When GPS units hit the market, they were going to render the paper map useless. Then people actually used those first GPS units and decided they were worse than a toy compass plucked from a box of Cracker Jacks. Even when the newer units were released, they came with a multitude of challenges to be overcome. The displays were hard to read, the battery life insufficient, and the chances of them failing were a distant second to the likelihood of the user not understanding how to best employ the device in the first place.
Current GPS units, and this can also include GPS enabled tablets and smartphones, are not just easy to use, they’re sometimes fun to use. The GPS unit on my motorcycle even has a feature directing me to the closest curvy roads for maximum riding enjoyment. It also alerts me if my tires are low, and where to get gas, or even coffee. When bikepacking, I use a smaller GPS unit that signals upcoming intersections on small trails with an audible beep. It even tells me when the sun will set, the current temperature, and even my heart rate. Most importantly, it tells me where I am at any given time. It even records my moving speed, distance traveled, and can be preloaded with my exact planned route. Although the screen is rather tiny, I can nonetheless access a full scope of topographical maps for the entirety of North America. It’s really quite amazing, but there are some drawbacks.
Electronic devices just love to fail when you need them most. They also seem to derive a lot of user effort to get them to divulge the precious information you seek. I can poke and prod my GPS units for minutes on end, frequently with a lot of hair pulling before I get it to dance to my tune and do what I want it to do. I’ve also watched as a friend deleted his entire pre-loaded route with one accidental push of a button. With a paper map, my finger seems to plop right on the information needed in seconds. GPS units are also energy eaters and require constant feeding of batteries or charging to keep them cooperating. They’re also expensive and that new unit you just got for your birthday…it’s already outdated technology.

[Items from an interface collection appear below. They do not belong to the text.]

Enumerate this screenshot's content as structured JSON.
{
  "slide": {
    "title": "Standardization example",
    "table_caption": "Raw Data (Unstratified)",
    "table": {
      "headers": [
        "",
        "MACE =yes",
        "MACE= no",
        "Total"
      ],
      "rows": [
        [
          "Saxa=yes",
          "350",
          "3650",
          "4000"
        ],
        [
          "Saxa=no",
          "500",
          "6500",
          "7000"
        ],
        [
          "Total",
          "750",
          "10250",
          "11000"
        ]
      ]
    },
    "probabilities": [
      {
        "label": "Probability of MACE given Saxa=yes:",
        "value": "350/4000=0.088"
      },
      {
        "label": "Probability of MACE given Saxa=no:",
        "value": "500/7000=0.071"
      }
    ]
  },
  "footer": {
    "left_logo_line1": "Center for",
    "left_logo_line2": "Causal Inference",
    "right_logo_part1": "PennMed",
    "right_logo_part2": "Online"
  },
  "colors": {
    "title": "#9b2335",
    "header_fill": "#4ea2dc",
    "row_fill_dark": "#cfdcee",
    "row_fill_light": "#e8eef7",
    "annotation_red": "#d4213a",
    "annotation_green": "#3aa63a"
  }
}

This is going to come across as a spineless evasion of declaring a victor in this matchup, but the reality is I almost never venture into the wilderness with a GPS unit as my only means of navigation. Just as we all travel with a spare tire and a set of jumper leads, even the most ardent technophiles carry a basic paper map as a backup. Since Murphy’s Laws apply to everything including trick electronics, that’s just the prudent thing to do. So, for this head to head, it’s too close to call. This one is a draw.